These three signs should make you sit up and take notice:
• A substantial amount of debt -- given this credit market, a company with significant debt that it can't pay off is a huge risk for shareholders.
• A negative tangible book value -- which means that its total worth is tied up in its brands, its goodwill, and its ability to generate cash, leaving nothing physical to borrow against.
• Negative earnings -- which means that it hasn't recently been able to run its business profitably.

When you put all three of those high-risk signs together, you get companies like these:
Penn National Gaming (Nasdaq: PENN)
Debt: $2.44 BILLION...........

Anonymous said...

Penn National Gaming has grown very quickly and has a very aggressive expansion schedule in Maryland (one new casino) and Ohio (two new casinos), the Catskills and other locations. There must be a question mark over the company's management to handle this aggressive growth strategy, particularly in this current market.

It is a fair question to ask if this company is a pack of cards. Having $2.4 billion of debt is not good for a company like this in this market neither.

Anonymous said...

About Penn National Gaming

Penn National Gaming owns and operates gaming and racing facilities with a focus on slot machine entertainment. The Company presently operates nineteen facilities in fifteen jurisdictions, including Colorado, Florida, Illinois, Indiana, Iowa, Louisiana, Maine, Mississippi, Missouri, New Jersey, New Mexico, Ohio, Pennsylvania, West Virginia, and Ontario. In aggregate, Penn National’s operated facilities feature over 26,300 gaming machines, approximately 400 table games, over 2,000 hotel rooms and over 959,000 square feet of gaming floor space.

In the second half of 2010, the Company plans to add table games to its facilities in West Virginia and Pennsylvania and expects to open the first video lottery terminal facility in the state of Maryland in Cecil County. Through a joint venture, Penn National is developing a full casino at Kansas Speedway in Kansas City, which is anticipated to open in early 2012, and is also developing casinos in Toledo and Columbus, Ohio, with openings targeted for the second half of 2012.

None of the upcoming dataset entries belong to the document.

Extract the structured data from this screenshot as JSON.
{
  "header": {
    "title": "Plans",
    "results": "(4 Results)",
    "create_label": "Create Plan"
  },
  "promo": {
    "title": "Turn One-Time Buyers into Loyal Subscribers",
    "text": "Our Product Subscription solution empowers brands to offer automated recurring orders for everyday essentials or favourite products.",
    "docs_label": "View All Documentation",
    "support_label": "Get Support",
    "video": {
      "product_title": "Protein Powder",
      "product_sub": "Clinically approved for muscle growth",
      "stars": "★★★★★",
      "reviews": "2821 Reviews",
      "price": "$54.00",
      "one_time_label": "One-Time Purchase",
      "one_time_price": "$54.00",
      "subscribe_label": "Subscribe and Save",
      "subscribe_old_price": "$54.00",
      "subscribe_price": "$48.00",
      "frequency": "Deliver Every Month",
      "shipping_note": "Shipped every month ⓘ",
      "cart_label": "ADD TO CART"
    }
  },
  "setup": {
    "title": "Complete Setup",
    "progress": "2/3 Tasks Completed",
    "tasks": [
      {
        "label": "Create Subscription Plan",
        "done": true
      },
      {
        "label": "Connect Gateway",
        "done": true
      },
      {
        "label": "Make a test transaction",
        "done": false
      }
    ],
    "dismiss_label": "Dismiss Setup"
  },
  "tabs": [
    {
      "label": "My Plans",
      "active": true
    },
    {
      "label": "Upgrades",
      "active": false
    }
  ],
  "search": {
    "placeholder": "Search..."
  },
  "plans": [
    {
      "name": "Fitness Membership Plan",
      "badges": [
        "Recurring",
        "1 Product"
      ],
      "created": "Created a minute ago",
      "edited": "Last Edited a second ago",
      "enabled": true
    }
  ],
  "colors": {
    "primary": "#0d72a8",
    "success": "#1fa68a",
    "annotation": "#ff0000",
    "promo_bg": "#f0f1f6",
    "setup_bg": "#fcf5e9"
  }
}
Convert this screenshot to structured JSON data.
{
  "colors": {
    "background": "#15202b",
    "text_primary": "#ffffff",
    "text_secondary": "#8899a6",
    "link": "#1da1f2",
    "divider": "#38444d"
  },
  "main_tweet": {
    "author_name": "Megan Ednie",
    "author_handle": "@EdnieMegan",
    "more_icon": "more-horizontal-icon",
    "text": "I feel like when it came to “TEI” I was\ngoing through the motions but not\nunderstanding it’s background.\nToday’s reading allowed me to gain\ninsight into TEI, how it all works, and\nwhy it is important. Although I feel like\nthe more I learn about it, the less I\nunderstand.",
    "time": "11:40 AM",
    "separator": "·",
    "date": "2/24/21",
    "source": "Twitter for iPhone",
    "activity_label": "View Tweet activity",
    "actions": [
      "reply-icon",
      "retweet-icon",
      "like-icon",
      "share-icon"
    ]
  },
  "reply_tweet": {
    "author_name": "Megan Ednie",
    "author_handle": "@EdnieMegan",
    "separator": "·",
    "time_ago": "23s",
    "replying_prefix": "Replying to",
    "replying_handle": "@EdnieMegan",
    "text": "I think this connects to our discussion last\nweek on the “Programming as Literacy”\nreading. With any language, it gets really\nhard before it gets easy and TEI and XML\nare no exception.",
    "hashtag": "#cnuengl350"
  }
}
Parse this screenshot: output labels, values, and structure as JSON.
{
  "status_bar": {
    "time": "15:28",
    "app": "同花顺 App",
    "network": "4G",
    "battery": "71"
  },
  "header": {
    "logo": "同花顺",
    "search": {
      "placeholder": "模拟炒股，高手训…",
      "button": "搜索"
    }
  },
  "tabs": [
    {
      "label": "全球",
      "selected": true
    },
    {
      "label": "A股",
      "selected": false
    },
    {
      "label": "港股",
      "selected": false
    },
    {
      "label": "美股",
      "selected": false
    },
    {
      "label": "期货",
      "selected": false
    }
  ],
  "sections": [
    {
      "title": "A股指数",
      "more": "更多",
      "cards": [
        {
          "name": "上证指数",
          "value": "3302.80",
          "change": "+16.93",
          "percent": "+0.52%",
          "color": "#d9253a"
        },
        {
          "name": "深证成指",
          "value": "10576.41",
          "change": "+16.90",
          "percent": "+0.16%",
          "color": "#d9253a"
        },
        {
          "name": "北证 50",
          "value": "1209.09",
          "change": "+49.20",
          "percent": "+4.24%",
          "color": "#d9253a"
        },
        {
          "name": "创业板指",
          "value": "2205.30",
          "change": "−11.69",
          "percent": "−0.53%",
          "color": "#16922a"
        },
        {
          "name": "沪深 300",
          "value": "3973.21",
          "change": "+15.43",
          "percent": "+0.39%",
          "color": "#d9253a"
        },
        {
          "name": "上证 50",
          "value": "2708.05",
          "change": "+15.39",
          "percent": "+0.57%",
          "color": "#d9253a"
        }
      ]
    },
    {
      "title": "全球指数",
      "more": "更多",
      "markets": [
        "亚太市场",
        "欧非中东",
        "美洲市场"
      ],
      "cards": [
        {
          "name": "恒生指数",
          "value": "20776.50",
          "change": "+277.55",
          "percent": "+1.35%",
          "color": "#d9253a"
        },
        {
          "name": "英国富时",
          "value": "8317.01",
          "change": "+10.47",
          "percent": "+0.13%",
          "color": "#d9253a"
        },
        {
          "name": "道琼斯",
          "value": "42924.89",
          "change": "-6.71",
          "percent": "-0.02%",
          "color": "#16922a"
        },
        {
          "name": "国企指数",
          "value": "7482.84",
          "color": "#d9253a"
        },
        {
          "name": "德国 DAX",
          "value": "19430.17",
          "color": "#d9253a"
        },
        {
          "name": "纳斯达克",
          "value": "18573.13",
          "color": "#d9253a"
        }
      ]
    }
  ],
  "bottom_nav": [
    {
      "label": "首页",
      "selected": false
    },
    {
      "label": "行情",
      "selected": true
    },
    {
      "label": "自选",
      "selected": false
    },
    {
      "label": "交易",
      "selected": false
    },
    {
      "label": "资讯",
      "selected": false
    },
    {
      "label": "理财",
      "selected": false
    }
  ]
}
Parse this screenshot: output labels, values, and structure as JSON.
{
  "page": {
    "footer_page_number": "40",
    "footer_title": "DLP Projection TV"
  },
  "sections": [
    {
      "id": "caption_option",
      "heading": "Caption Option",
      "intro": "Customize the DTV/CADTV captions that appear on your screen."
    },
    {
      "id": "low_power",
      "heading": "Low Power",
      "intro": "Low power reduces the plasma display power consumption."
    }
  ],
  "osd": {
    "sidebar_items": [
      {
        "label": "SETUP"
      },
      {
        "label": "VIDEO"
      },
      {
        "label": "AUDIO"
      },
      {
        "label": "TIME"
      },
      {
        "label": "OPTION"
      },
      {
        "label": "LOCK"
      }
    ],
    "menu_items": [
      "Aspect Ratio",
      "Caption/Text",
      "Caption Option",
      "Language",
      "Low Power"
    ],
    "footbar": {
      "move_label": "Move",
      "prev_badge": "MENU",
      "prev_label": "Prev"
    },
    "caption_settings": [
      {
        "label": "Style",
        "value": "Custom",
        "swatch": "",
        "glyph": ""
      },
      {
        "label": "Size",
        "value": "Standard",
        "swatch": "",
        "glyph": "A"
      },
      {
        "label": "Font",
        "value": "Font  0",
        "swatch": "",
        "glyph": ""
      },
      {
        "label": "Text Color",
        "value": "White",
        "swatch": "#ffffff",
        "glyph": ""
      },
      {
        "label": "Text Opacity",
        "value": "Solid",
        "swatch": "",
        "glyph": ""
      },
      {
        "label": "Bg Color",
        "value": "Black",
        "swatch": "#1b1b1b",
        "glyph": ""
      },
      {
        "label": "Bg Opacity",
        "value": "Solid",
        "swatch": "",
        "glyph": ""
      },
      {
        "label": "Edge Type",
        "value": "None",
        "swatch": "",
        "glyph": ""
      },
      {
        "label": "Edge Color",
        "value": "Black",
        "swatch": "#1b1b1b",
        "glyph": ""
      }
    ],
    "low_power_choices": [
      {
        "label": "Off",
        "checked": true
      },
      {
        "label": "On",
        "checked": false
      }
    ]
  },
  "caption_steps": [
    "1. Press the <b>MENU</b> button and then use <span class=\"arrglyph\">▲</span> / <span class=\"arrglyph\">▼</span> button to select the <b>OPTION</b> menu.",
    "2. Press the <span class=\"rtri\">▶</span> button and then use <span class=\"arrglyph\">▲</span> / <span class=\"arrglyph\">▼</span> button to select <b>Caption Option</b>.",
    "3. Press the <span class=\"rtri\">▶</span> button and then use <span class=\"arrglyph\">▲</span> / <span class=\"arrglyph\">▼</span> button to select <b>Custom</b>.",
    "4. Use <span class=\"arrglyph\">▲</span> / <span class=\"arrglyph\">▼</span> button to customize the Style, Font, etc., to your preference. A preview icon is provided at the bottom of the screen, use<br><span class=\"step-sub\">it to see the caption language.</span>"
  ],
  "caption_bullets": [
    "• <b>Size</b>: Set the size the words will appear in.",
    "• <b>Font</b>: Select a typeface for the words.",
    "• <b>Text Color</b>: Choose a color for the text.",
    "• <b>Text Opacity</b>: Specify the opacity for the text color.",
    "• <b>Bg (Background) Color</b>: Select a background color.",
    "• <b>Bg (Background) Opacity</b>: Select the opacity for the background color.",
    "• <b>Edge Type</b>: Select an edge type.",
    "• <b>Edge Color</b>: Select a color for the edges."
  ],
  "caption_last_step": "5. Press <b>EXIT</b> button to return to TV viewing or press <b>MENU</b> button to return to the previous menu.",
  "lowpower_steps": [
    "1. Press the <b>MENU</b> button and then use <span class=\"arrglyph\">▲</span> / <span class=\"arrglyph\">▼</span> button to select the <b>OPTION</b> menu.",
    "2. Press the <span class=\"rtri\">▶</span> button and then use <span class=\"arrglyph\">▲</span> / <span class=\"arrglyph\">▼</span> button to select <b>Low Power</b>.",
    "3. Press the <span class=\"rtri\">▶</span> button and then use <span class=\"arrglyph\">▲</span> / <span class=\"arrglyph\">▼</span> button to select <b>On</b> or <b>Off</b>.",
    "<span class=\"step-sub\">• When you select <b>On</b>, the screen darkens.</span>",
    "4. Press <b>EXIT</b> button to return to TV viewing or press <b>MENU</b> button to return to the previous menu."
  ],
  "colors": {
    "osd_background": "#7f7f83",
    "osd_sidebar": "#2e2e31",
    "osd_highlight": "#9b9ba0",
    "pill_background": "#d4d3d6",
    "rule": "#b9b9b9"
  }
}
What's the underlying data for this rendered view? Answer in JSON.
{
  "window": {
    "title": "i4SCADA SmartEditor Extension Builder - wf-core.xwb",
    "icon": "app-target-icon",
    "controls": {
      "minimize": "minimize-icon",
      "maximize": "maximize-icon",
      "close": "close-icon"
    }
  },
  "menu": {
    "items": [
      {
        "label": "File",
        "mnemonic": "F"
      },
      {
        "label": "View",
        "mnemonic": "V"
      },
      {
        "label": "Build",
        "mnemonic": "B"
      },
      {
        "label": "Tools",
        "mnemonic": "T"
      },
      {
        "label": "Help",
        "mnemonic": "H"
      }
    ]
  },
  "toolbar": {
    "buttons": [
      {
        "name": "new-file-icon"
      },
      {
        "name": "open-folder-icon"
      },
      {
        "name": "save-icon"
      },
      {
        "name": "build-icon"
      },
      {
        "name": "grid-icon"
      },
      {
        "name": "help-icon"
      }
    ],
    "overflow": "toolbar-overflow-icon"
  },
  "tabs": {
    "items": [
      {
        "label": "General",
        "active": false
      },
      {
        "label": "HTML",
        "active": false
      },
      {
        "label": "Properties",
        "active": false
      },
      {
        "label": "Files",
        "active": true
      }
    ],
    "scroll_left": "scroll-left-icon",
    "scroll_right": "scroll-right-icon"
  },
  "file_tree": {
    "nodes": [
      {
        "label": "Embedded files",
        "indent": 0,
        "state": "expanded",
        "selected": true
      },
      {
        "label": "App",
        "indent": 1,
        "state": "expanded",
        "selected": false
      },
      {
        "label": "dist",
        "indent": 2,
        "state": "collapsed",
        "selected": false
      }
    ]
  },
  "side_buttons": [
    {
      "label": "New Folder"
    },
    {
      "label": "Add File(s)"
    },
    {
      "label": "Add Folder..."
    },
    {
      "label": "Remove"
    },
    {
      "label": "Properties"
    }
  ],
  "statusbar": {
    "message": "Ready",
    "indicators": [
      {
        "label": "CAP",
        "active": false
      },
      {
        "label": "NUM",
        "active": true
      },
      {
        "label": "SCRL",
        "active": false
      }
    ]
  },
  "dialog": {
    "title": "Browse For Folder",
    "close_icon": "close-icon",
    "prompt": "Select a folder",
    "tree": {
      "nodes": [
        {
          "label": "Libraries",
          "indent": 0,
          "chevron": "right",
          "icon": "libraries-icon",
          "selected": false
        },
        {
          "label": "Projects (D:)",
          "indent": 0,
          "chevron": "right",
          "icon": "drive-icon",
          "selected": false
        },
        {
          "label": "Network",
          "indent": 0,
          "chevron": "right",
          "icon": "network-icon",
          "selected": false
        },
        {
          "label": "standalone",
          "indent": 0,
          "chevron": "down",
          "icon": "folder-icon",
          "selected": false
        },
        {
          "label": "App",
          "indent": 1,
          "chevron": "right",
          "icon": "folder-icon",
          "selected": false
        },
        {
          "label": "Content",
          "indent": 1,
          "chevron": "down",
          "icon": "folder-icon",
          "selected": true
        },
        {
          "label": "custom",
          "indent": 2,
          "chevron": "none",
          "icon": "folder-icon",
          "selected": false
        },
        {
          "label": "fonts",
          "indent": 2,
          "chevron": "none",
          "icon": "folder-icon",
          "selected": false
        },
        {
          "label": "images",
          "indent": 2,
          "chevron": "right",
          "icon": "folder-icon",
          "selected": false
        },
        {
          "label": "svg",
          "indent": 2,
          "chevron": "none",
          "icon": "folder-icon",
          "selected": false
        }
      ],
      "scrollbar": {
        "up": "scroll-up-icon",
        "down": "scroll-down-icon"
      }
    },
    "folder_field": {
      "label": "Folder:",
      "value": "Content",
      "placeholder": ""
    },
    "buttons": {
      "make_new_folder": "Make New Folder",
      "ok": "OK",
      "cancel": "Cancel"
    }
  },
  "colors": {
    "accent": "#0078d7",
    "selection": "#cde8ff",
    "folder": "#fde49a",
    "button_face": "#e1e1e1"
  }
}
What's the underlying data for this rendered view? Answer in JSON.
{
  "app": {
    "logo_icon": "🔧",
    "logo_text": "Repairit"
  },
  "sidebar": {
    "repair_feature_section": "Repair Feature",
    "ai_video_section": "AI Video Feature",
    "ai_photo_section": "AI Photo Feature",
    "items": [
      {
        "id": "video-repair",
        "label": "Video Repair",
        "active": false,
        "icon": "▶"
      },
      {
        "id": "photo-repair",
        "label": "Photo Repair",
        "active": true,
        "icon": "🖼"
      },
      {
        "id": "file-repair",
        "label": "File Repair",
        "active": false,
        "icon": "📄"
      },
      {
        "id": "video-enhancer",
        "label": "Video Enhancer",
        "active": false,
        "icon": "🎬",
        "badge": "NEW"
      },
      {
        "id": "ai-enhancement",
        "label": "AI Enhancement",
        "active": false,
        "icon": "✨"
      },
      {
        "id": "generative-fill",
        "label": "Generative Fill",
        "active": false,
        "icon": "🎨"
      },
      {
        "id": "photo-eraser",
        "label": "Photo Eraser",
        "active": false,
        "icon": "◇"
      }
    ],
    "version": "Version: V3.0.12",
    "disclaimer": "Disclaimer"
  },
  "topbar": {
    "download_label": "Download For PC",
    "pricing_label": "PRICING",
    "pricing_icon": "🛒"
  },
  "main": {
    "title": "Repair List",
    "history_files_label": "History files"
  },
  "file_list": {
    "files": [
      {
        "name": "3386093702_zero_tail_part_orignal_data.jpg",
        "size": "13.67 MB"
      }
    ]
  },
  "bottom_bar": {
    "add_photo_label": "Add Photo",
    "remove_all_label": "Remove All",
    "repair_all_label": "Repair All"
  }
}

Anonymous said...

I agree, Penn National has a lot on its plate. This expansion will take a lot of capital expenditure. Good luck to them. However glad they did not secure Aqueduct otherwise we might be holding our breadth on their ability to perform.